── Input data
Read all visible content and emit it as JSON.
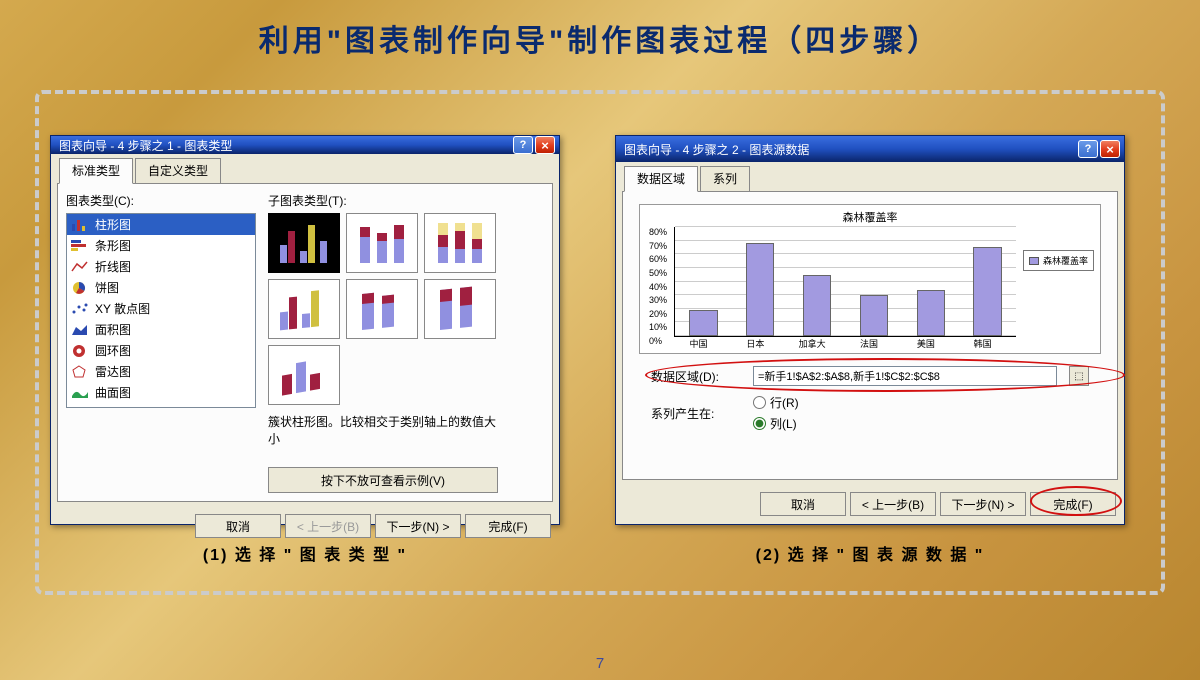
{
  "slide": {
    "title": "利用\"图表制作向导\"制作图表过程（四步骤）",
    "page_number": "7"
  },
  "dialog1": {
    "title": "图表向导 - 4 步骤之 1 - 图表类型",
    "tabs": {
      "standard": "标准类型",
      "custom": "自定义类型"
    },
    "chart_type_label": "图表类型(C):",
    "subtype_label": "子图表类型(T):",
    "types": [
      "柱形图",
      "条形图",
      "折线图",
      "饼图",
      "XY 散点图",
      "面积图",
      "圆环图",
      "雷达图",
      "曲面图"
    ],
    "desc": "簇状柱形图。比较相交于类别轴上的数值大小",
    "sample_btn": "按下不放可查看示例(V)",
    "buttons": {
      "cancel": "取消",
      "back": "< 上一步(B)",
      "next": "下一步(N) >",
      "finish": "完成(F)"
    },
    "caption": "(1) 选 择 \" 图 表 类 型 \""
  },
  "dialog2": {
    "title": "图表向导 - 4 步骤之 2 - 图表源数据",
    "tabs": {
      "range": "数据区域",
      "series": "系列"
    },
    "chart_title": "森林覆盖率",
    "legend": "森林覆盖率",
    "range_label": "数据区域(D):",
    "range_value": "=新手1!$A$2:$A$8,新手1!$C$2:$C$8",
    "series_in_label": "系列产生在:",
    "row_opt": "行(R)",
    "col_opt": "列(L)",
    "buttons": {
      "cancel": "取消",
      "back": "< 上一步(B)",
      "next": "下一步(N) >",
      "finish": "完成(F)"
    },
    "caption": "(2) 选 择 \" 图 表 源 数 据 \""
  },
  "chart_data": {
    "type": "bar",
    "title": "森林覆盖率",
    "categories": [
      "中国",
      "日本",
      "加拿大",
      "法国",
      "美国",
      "韩国"
    ],
    "values": [
      19,
      68,
      45,
      30,
      34,
      65
    ],
    "ylabel": "%",
    "ylim": [
      0,
      80
    ],
    "yticks": [
      0,
      10,
      20,
      30,
      40,
      50,
      60,
      70,
      80
    ],
    "series_name": "森林覆盖率"
  }
}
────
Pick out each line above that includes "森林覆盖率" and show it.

§ **Task response**
    "chart_title": "森林覆盖率",
    "legend": "森林覆盖率",
    "title": "森林覆盖率",
    "series_name": "森林覆盖率"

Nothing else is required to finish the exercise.